As a young child I remember hearing my mother say that she was off to have ‘garden therapy’. I had no idea what this meant at the time. My mother’s home as a young girl was at Mount Irvine, part of the beautiful Blue Mountains outside Sydney. She was surrounded by botanical beauty in her home garden and as she rode her pony to the one teacher school. The lush rainforest harboured countless varieties of birds and wildlife who revelled in the security of the overhead canopy. In the open gardens there are enormous rhododendrons, azaleas, wisteria and flowering bulbs in Spring. The Autumn colours are breathtaking. It is garden therapy to spend time in this stunning precinct.
I can only imagine how much my mother missed the soft beauty of her childhood home, to venture to the dry and flat region of Deniliquin in the southern Riverina when she married my father. Despite pre-irrigation times, she managed to create a flourishing oasis at her new home, despite the climatic challenges she faced. As a young girl, I was lucky to be surrounded by a beautiful garden.
My love of plants originated at an early age. My family were holidaying by the beach at St Kilda in Melbourne. The grand old hotel where we stayed, boasted a central atrium filled with ferns, succulents and all manner of plants. The gardener in charge noticed my interest and encouraged my participation in the care of his precious foliage. As a result, I became an obsessive succulent collector on my return home, filling tins, pots and old boots with my treasures.
Many years later when the time came for my departure to my marital home on an undeveloped property in far north Queensland where I would need to create my own oasis, my mother’s words rang true;

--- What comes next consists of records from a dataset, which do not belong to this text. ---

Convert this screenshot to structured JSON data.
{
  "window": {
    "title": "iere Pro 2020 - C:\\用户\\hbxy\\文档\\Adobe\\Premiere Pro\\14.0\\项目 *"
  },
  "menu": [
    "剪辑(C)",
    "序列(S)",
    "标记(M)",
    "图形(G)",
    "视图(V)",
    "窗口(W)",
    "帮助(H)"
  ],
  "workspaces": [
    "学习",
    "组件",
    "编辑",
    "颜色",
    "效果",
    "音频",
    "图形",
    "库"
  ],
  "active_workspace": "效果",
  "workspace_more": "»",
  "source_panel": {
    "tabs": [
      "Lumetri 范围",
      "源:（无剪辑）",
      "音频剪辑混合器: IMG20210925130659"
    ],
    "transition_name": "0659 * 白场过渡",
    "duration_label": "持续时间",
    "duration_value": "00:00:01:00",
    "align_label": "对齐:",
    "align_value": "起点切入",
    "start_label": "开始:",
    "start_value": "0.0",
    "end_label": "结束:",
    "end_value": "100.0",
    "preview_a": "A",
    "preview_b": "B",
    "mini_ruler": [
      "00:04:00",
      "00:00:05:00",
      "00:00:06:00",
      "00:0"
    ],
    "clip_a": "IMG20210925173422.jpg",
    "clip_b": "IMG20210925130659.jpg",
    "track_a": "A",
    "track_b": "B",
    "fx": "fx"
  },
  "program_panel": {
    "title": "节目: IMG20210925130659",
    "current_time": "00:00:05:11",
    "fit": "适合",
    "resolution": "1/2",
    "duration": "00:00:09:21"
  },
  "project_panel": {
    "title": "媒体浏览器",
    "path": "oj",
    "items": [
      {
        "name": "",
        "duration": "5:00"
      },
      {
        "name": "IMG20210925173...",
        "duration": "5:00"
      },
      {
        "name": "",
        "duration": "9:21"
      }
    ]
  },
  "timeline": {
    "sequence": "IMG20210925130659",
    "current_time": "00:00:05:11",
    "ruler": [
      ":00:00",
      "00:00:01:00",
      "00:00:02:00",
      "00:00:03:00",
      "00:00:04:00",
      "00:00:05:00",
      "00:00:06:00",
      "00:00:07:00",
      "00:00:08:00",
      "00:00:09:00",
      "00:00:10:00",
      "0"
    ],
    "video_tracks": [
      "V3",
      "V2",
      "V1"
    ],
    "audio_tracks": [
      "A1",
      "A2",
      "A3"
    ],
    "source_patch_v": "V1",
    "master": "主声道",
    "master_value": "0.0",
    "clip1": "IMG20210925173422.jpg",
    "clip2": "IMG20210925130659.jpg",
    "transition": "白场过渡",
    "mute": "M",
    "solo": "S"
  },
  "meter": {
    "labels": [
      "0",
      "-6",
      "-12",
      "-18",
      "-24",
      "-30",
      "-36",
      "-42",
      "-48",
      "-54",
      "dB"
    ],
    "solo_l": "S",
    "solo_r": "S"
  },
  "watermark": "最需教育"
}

‘If you feel sad, angry or frustrated, go dig in your garden. Garden therapy helps.’
This excellent advice I have adhered to for fifty-three years. It has served me well, especially whilst home schooling two boys! The garden played an important role for them during school hours as well. When things became tense in the schoolroom, I would send them outside, to vent their anger on the ‘Anger Tree.’ That stalwart raintree withstood the punches and kicking and abuse it was subjected to, helping to release the mental pressure for teacher (mum) and student.
Being in a gardening environment releases endorphins and a feeling of peace. It is difficult to feel negative thoughts when surrounded by living plants, with the associated life that flourishes within. The sound of birds singing, seeing a butterfly drift by, a tiny ladybug sitting on a leaf, the hum of the bees and the rustle of the wind in the leaves is good for the soul. I love to dig in the moist soil or smell the delicious aroma of the first drops of rain on scorched earth. One of my favourites sensory sights and smells is new mown grass with ‘poof poof’ sprinklers circulating their precious water to maintain the lush, green lawn.
The best garden therapy for me is preparing the beds for new life, whether it be vegetables of flowers. There is something about creating, planting, nurturing and watching the plants grow and respond to care. There is nothing like picking fresh produce that you have grown, or having a bunch of flowers for the dining table. How rewarding is that?
Garden therapy helps many disadvantaged people, young and old. There are successful programmes being introduced to indigenous communities using hydroponics to produce fresh produce in tropical areas. This is an educational initiative and is achieving amazing results with supporting mental health, physical health with an improved diet. This is only one of many successful programmes being introduced to schools and communities.
I have found that gardening offers therapeutic benefits which extend beyond good health, nutrition and physical exercise. Relaxation, stress relief and pleasure and rewarding. Each day is different and there are challenges from all angles, drought, fire, bugs, disease, but there is always an answer and learning along the way keeps the mind and body on its toes! I have since read that garden therapy helps with memory and cognitive abilities. I’m going to keep going! The advice my mother offered to me many years ago has helped me to use ‘Garden Therapy’ and benefit from the results. Thank you Mum!
I hope you may be able to plant a plant, nurture it and enjoy every minute in your garden.
Until next time
Jenny Old AUTHOR
‘Innocent Nurses Abroad’
‘Back of Beyond’ Facebook